(Web page and app entries)
□ □ □ □ □ □ □

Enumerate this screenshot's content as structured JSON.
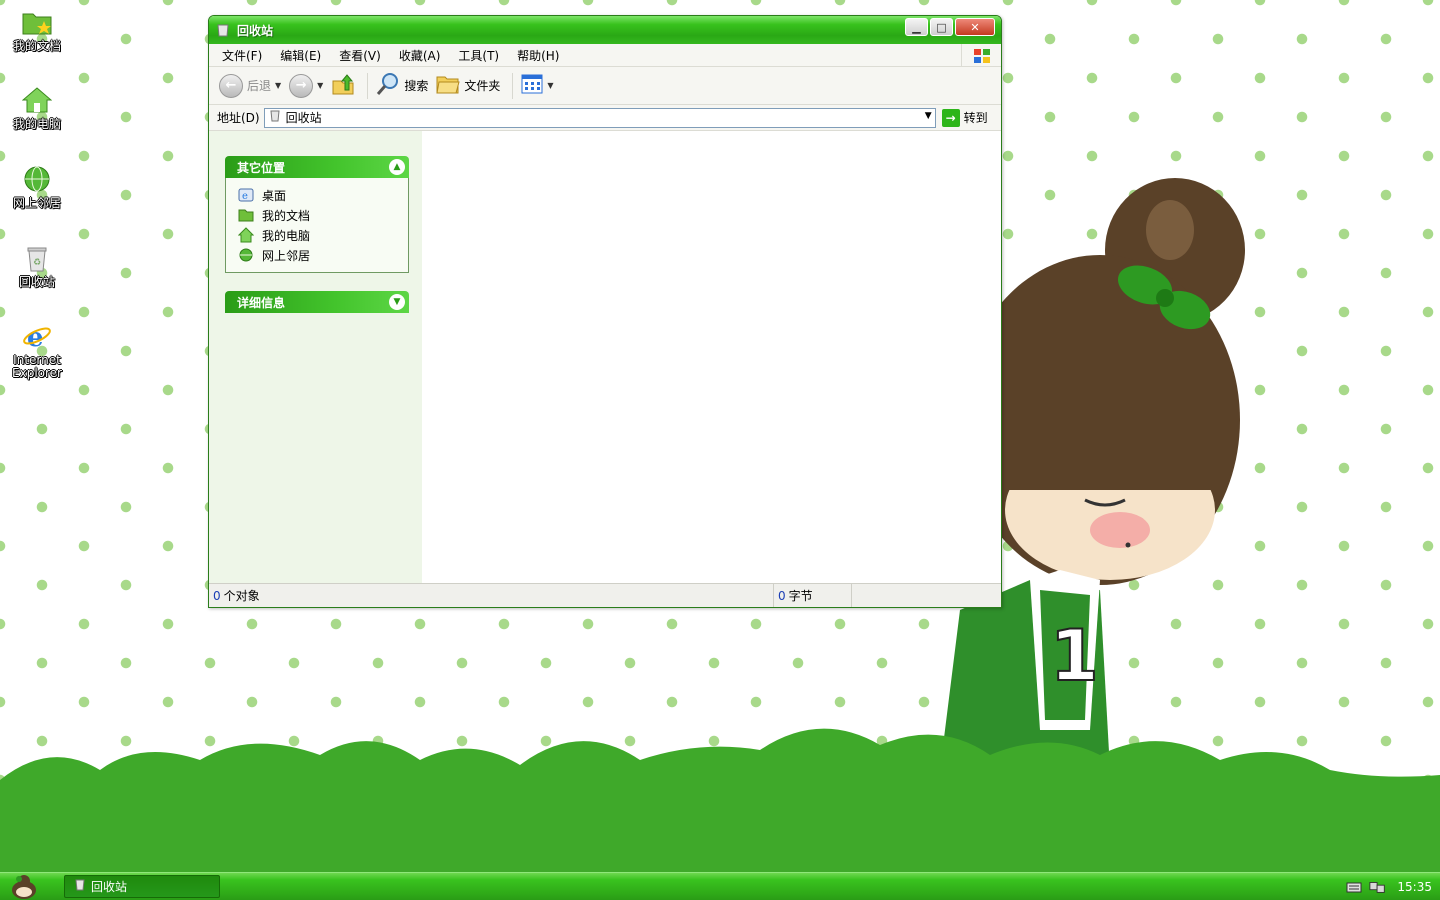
{
  "desktop": {
    "icons": [
      {
        "label": "我的文档",
        "icon": "folder-star-icon"
      },
      {
        "label": "我的电脑",
        "icon": "computer-house-icon"
      },
      {
        "label": "网上邻居",
        "icon": "network-globe-icon"
      },
      {
        "label": "回收站",
        "icon": "recycle-bin-icon"
      },
      {
        "label": "Internet Explorer",
        "icon": "internet-explorer-icon"
      }
    ]
  },
  "window": {
    "title": "回收站",
    "menu": [
      "文件(F)",
      "编辑(E)",
      "查看(V)",
      "收藏(A)",
      "工具(T)",
      "帮助(H)"
    ],
    "toolbar": {
      "back_label": "后退",
      "search_label": "搜索",
      "folders_label": "文件夹"
    },
    "address": {
      "label": "地址(D)",
      "value": "回收站",
      "go_label": "转到"
    },
    "sidebar": {
      "other_places": {
        "title": "其它位置",
        "items": [
          {
            "label": "桌面",
            "icon": "desktop-icon"
          },
          {
            "label": "我的文档",
            "icon": "folder-icon"
          },
          {
            "label": "我的电脑",
            "icon": "computer-house-icon"
          },
          {
            "label": "网上邻居",
            "icon": "network-globe-icon"
          }
        ]
      },
      "details": {
        "title": "详细信息"
      }
    },
    "status": {
      "objects_count": "0",
      "objects_label": "个对象",
      "bytes_count": "0",
      "bytes_label": "字节"
    }
  },
  "taskbar": {
    "task_label": "回收站",
    "clock": "15:35"
  },
  "colors": {
    "theme_green": "#38c21d",
    "dot_green": "#a8d98a",
    "hill_green": "#3fa92a"
  }
}
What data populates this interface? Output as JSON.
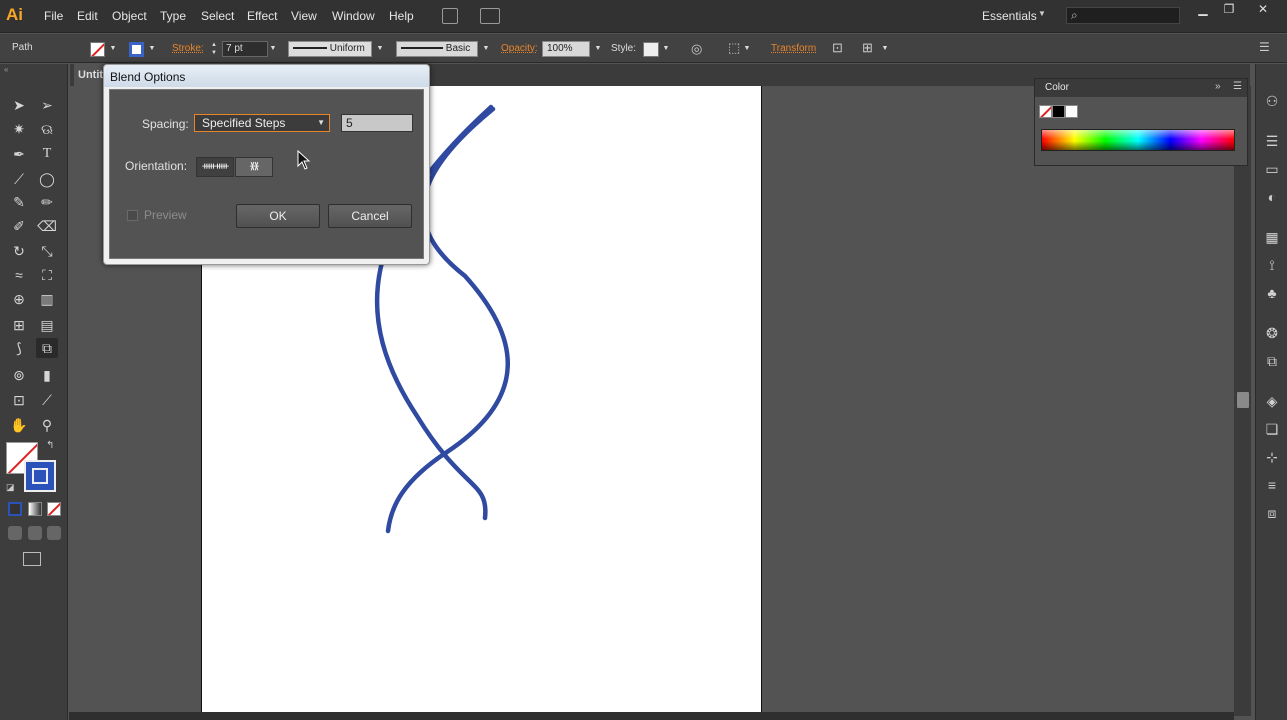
{
  "app": {
    "logo": "Ai"
  },
  "menu": [
    "File",
    "Edit",
    "Object",
    "Type",
    "Select",
    "Effect",
    "View",
    "Window",
    "Help"
  ],
  "workspace": {
    "label": "Essentials"
  },
  "control_bar": {
    "selection_type": "Path",
    "stroke_label": "Stroke:",
    "stroke_weight": "7 pt",
    "profile": "Uniform",
    "brush": "Basic",
    "opacity_label": "Opacity:",
    "opacity_value": "100%",
    "style_label": "Style:",
    "transform_label": "Transform"
  },
  "document": {
    "tab_title": "Untitled"
  },
  "color_panel": {
    "title": "Color"
  },
  "dialog": {
    "title": "Blend Options",
    "spacing_label": "Spacing:",
    "spacing_value": "Specified Steps",
    "steps_value": "5",
    "orientation_label": "Orientation:",
    "preview_label": "Preview",
    "preview_checked": false,
    "ok_label": "OK",
    "cancel_label": "Cancel"
  },
  "colors": {
    "accent": "#e8852b",
    "stroke": "#2f4aa0",
    "artboard": "#ffffff",
    "pasteboard": "#535353"
  },
  "icons": {
    "tools": [
      "selection-icon",
      "direct-selection-icon",
      "magic-wand-icon",
      "lasso-icon",
      "pen-icon",
      "type-icon",
      "line-icon",
      "ellipse-icon",
      "paintbrush-icon",
      "pencil-icon",
      "blob-brush-icon",
      "eraser-icon",
      "rotate-icon",
      "scale-icon",
      "warp-icon",
      "free-transform-icon",
      "shape-builder-icon",
      "perspective-grid-icon",
      "mesh-icon",
      "gradient-icon",
      "eyedropper-icon",
      "blend-icon",
      "symbol-sprayer-icon",
      "column-graph-icon",
      "artboard-icon",
      "slice-icon",
      "hand-icon",
      "zoom-icon"
    ]
  }
}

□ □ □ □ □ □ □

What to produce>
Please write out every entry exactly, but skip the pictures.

Response to this task>
Enumerate this screenshot's content as structured JSON.
{
  "desktop": {
    "icons": [
      {
        "label": "我的文档",
        "icon": "folder-star-icon"
      },
      {
        "label": "我的电脑",
        "icon": "computer-house-icon"
      },
      {
        "label": "网上邻居",
        "icon": "network-globe-icon"
      },
      {
        "label": "回收站",
        "icon": "recycle-bin-icon"
      },
      {
        "label": "Internet Explorer",
        "icon": "internet-explorer-icon"
      }
    ]
  },
  "window": {
    "title": "回收站",
    "menu": [
      "文件(F)",
      "编辑(E)",
      "查看(V)",
      "收藏(A)",
      "工具(T)",
      "帮助(H)"
    ],
    "toolbar": {
      "back_label": "后退",
      "search_label": "搜索",
      "folders_label": "文件夹"
    },
    "address": {
      "label": "地址(D)",
      "value": "回收站",
      "go_label": "转到"
    },
    "sidebar": {
      "other_places": {
        "title": "其它位置",
        "items": [
          {
            "label": "桌面",
            "icon": "desktop-icon"
          },
          {
            "label": "我的文档",
            "icon": "folder-icon"
          },
          {
            "label": "我的电脑",
            "icon": "computer-house-icon"
          },
          {
            "label": "网上邻居",
            "icon": "network-globe-icon"
          }
        ]
      },
      "details": {
        "title": "详细信息"
      }
    },
    "status": {
      "objects_count": "0",
      "objects_label": "个对象",
      "bytes_count": "0",
      "bytes_label": "字节"
    }
  },
  "taskbar": {
    "task_label": "回收站",
    "clock": "15:35"
  },
  "colors": {
    "theme_green": "#38c21d",
    "dot_green": "#a8d98a",
    "hill_green": "#3fa92a"
  }
}
What data populates this interface? Output as JSON.
{
  "app": {
    "logo": "Ai"
  },
  "menu": [
    "File",
    "Edit",
    "Object",
    "Type",
    "Select",
    "Effect",
    "View",
    "Window",
    "Help"
  ],
  "workspace": {
    "label": "Essentials"
  },
  "control_bar": {
    "selection_type": "Path",
    "stroke_label": "Stroke:",
    "stroke_weight": "7 pt",
    "profile": "Uniform",
    "brush": "Basic",
    "opacity_label": "Opacity:",
    "opacity_value": "100%",
    "style_label": "Style:",
    "transform_label": "Transform"
  },
  "document": {
    "tab_title": "Untitled"
  },
  "color_panel": {
    "title": "Color"
  },
  "dialog": {
    "title": "Blend Options",
    "spacing_label": "Spacing:",
    "spacing_value": "Specified Steps",
    "steps_value": "5",
    "orientation_label": "Orientation:",
    "preview_label": "Preview",
    "preview_checked": false,
    "ok_label": "OK",
    "cancel_label": "Cancel"
  },
  "colors": {
    "accent": "#e8852b",
    "stroke": "#2f4aa0",
    "artboard": "#ffffff",
    "pasteboard": "#535353"
  },
  "icons": {
    "tools": [
      "selection-icon",
      "direct-selection-icon",
      "magic-wand-icon",
      "lasso-icon",
      "pen-icon",
      "type-icon",
      "line-icon",
      "ellipse-icon",
      "paintbrush-icon",
      "pencil-icon",
      "blob-brush-icon",
      "eraser-icon",
      "rotate-icon",
      "scale-icon",
      "warp-icon",
      "free-transform-icon",
      "shape-builder-icon",
      "perspective-grid-icon",
      "mesh-icon",
      "gradient-icon",
      "eyedropper-icon",
      "blend-icon",
      "symbol-sprayer-icon",
      "column-graph-icon",
      "artboard-icon",
      "slice-icon",
      "hand-icon",
      "zoom-icon"
    ]
  }
}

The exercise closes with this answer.